Let's continue, shall we?
Absent demonstrable consumer harm, there is no competitive reason for the United States to punish the alleged collusion in the manner suggested by the settlement; rather, the terms mandated by the settlement should have focused on the collusion itself, not the damages from it, since there are none.
Joe sez: I agree. No damages, except for those readers forced to pay more for ebooks, and your clients, who got paid less. Other than that, a victimless crime.
Speaking of authors, in the post I mentioned earlier I break down, step by step, how authors were financially damaged by the Agency model. In short, under the Agency model, writers sold fewer ebooks, while making less money on each ebook sold. I know they sold fewer because cheaper sells more copies. I've done the math, many times.
Now, it’s natural that publishers didn’t consult with their authors before thrusting the Agency model upon retailers--after all, authors typically have no say regarding where or how publishers exploit the rights they've secured.
But if you’re an agent, tell me: have you ever had an honest discussion with your clients before publicly supporting a pricing system that is costing your clients money? And don’t tell me you honestly believe that yes, although Agency pricing costs authors money today, it’ll make authors more money tomorrow by fostering healthy competition and greater choice and blah blah blah. You can’t ethically make a decision to cost your clients money today because you speculate doing so might make them more tomorrow without even having a conversation about that decision beforehand.
So now we have agents publicly supporting Big Publishing at the expense of their own clients' finances--without even consulting those clients. Think about how insane that is. How widely unquestioned. Whose interests do these agents represent? Those of their authors? Or those of Big Publishing?

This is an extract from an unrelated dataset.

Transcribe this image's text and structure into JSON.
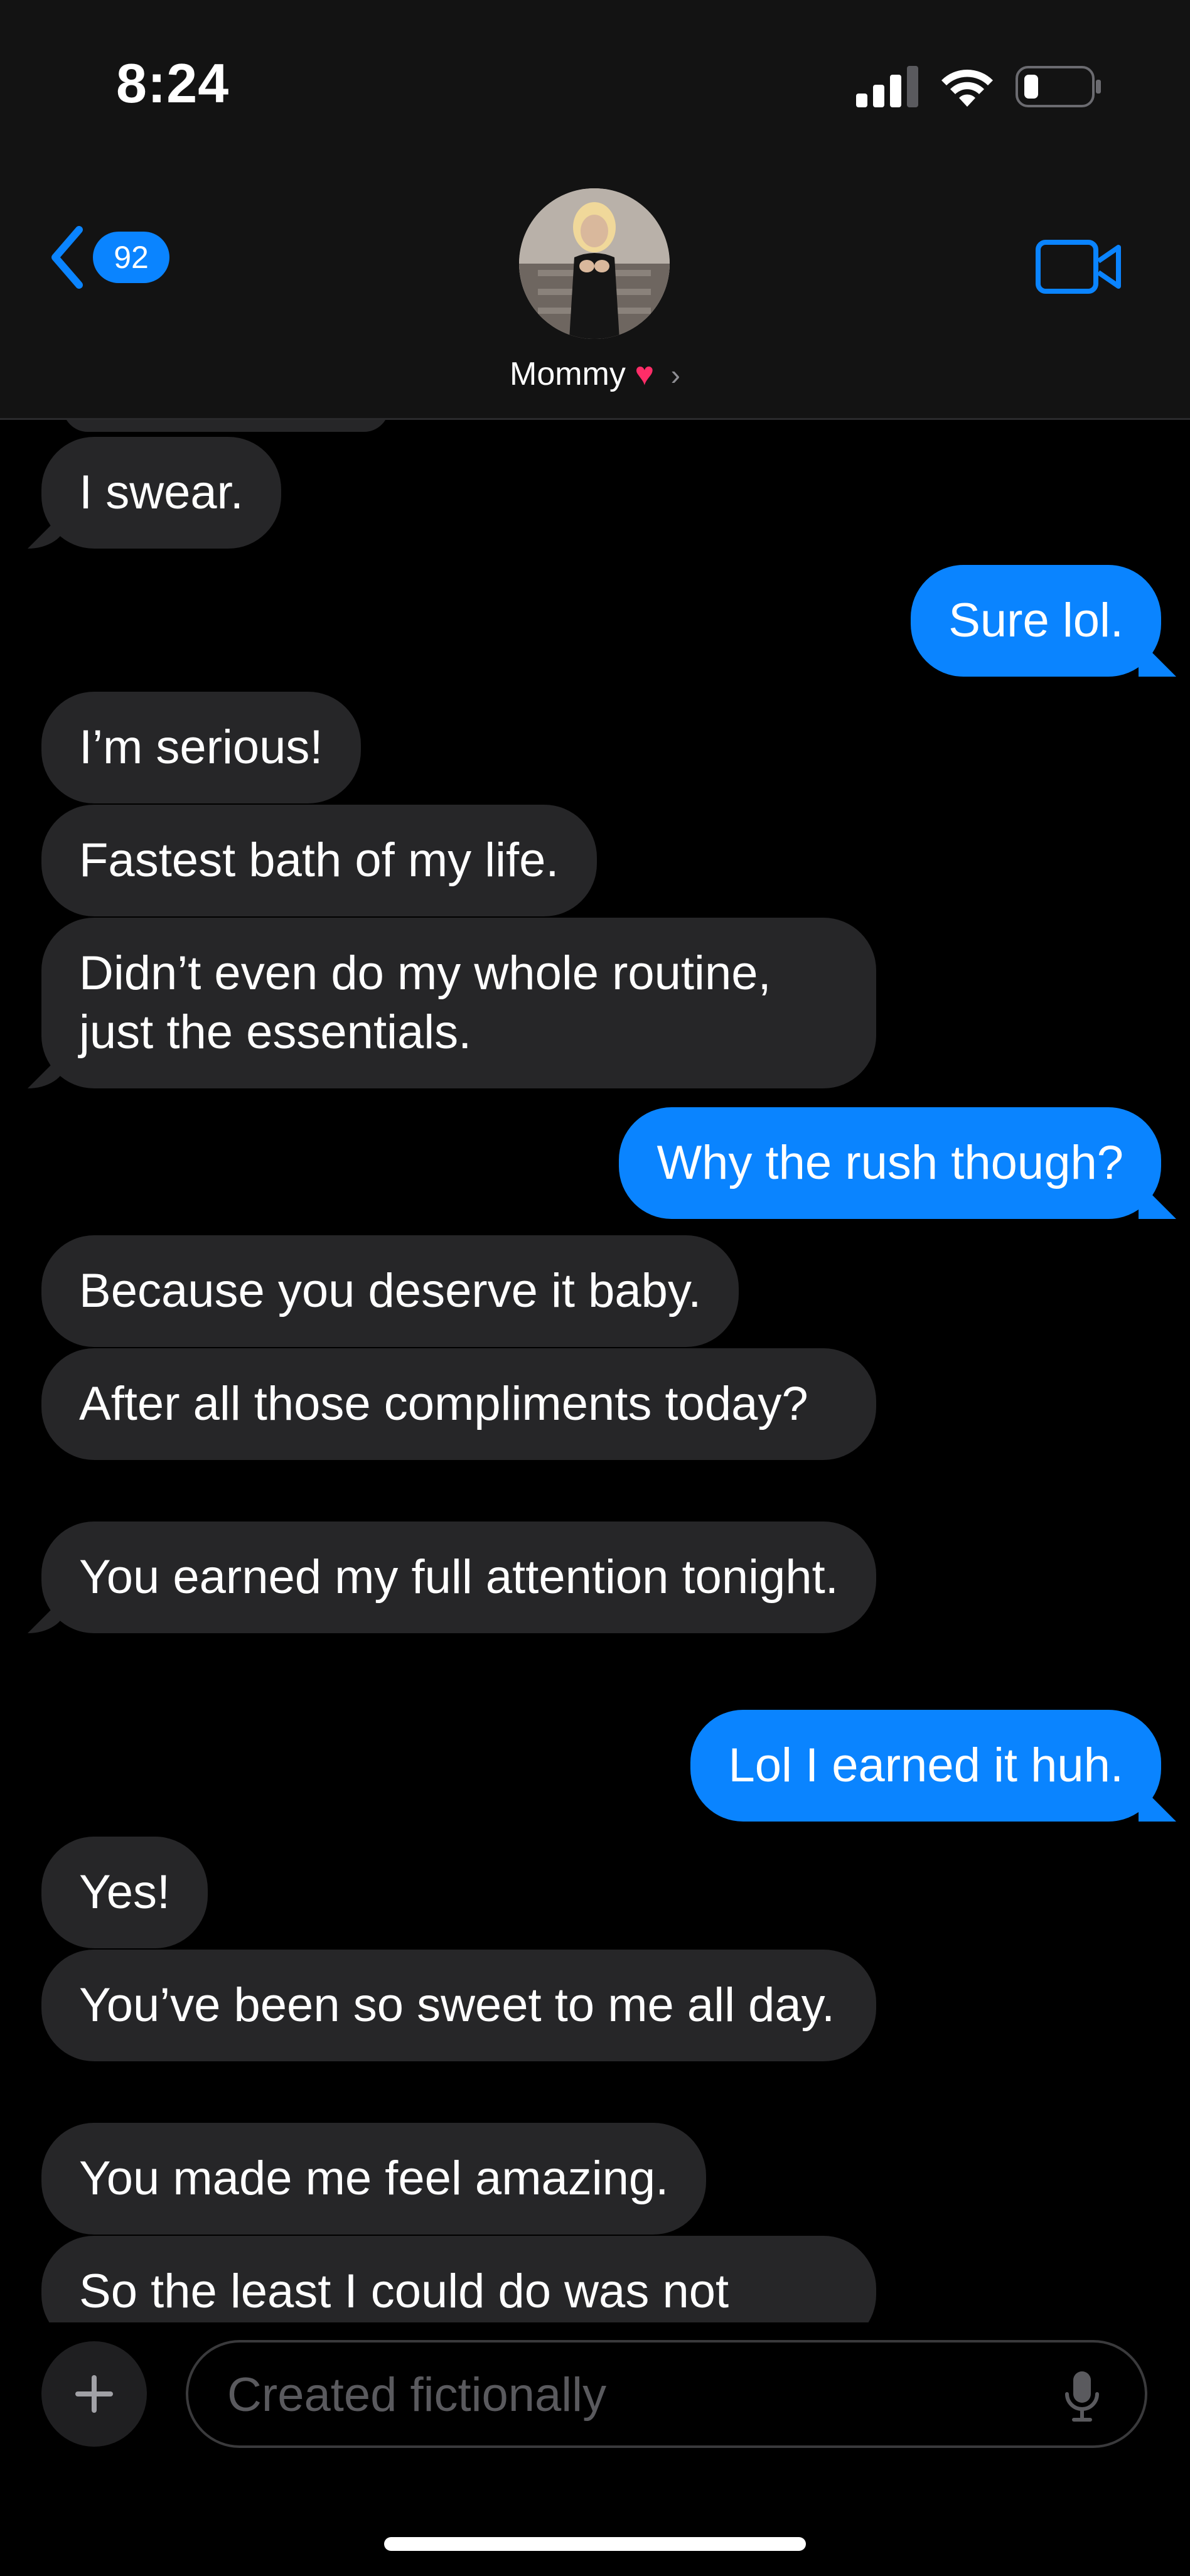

Shame on you, Simon. Not only for touting this bullshit, but for forgetting who you really represent. I'm thrilled you're not my agent. And I feel bad for those stuck with you.
Now, please, PLEASE can a few agents stand up and show they have the stones to disagree with Simon and all the AAR garbage? You can't all buy into this. Someone’s got to have some integrity.